How old is too old to have my dog or cat altered?

Pets are never too old to have litters. Dogs and cats that are sterilized have a greatly reduced risk of testicular and ovarian tumors in later years of life. If your pet is over 7, we advise your pet have blood work done at your veterinarian’s office to make sure your pet is healthy enough for anesthesia. Extra precautions are taken with older dogs to ensure they are handled with special care. Older pets will take longer to get back to their normal routine.

Will the surgery be painful?

Spaying and neutering are performed under general anesthesia. Some  animals will have some discomfort following their surgery, and pain medications may be prescribed.

Your pet may lick at the incision. If so, ask your vet for advice. Pets will need to be kept in a dry place and have limited exercise following surgery.

 

Common Myths About Spaying and Neutering

“I’m sure I can find good homes for all of my dog’s puppies.”

Even if you allow your pet to reproduce on purpose, their kittens or puppies are just as likely to end up in an animal shelter as any others. This adds to shelter overcrowding and, unfortunately, to many otherwise-adoptable pets having to be put down each year. You also can’t be sure the puppies’ or kittens’ new owners will spay or neuter them, and an unaltered pet is at the highest risk for ending up in an animal shelter. Without a doubt, spaying and neutering helps reduce the number of unwanted animals that must be put down each year.

“My pet should come in heat before she can be spayed.”

It is actually better for her to be spayed before her first cycle; it will reduce the chances that she will develop certain serious health issues later in life.

“My pet will get fat and lazy.”

The decrease in an animal’s hormone level that’s caused by spaying or neutering can indeed result in a slower metabolism. If so, you’ll need to adjust your pet’s diet accordingly. However, when sterilized at a young age, most animals will continue to stay active and not gain excess weight.

“My dog will not guard my home after having the surgery.”

Most dogs are naturally territorial, and spaying or neutering will not change that instinct.
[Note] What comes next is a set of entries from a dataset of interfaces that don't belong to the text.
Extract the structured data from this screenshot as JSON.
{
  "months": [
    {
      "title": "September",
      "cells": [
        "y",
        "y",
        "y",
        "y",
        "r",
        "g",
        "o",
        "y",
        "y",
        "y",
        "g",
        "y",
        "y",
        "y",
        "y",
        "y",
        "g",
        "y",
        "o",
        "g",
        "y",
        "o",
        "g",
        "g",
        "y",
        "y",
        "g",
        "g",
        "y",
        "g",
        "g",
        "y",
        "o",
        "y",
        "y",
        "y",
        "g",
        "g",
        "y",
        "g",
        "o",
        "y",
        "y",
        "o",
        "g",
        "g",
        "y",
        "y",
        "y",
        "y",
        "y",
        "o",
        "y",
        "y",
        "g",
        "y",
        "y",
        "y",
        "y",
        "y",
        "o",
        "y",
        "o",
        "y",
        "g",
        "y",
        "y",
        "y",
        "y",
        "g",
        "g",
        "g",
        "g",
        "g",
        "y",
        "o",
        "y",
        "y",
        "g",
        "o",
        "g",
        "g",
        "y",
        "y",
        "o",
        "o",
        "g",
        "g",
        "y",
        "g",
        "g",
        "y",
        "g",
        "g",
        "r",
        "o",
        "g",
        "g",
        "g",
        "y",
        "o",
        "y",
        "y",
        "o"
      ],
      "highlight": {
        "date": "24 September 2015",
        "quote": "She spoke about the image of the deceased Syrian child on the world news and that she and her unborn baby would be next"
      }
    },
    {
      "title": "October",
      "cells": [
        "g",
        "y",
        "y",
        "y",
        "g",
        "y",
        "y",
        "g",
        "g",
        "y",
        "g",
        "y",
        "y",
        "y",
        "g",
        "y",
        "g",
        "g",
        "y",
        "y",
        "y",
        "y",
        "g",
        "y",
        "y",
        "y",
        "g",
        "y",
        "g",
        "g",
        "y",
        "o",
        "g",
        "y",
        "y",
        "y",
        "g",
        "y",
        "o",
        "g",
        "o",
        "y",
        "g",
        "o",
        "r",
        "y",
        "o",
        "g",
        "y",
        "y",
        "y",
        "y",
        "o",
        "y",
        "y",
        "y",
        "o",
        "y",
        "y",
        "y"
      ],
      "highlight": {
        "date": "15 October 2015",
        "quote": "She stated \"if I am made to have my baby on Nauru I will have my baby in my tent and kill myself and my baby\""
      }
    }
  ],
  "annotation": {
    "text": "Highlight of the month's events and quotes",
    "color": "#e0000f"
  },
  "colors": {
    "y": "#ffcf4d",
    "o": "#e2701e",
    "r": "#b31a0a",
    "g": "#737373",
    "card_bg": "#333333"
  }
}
The only behaviors that will change are those controlled by the sex hormones.

It is particularly recommended that an aggressive animal be neutered or spayed to help reduce that behavior. However, sterilization may not stop it altogether, because aggressive tendencies can be caused by the environment or a lack of training, rather than by hormonal reasons.

“It costs too much.”

Fees vary, depending upon where you have your pet altered, whether it’s male or female, its size, and other factors. It’s a one-time only cost that will save you money over the lifetime of your pet by lowering it’s risk of developing certain serious health problems.  We work hard to offer assistance programs to our community…  If you can afford more than you are asked to pay, please help others by making a donation—any donation helps!

If you are not in our area contact one of the resources below

  • CAIT’s Toll-Free Help Line: Tennessee residents, are you looking for spay or neuter services in your area? Call our new toll-free help line for information, at 1-866-907-7729 (SPAY)

Spay/Neuter Information

  • The Feral Cat Spay/Neuter Project: A non-profit organization made up of veterinarians and other volunteers dedicated to ending the suffering of homeless cats and providing information about feral cat trap/alter/release programs.

 

Please call (865)215-6677 to schedule an appointment, or for more information about our spay/neuter programs.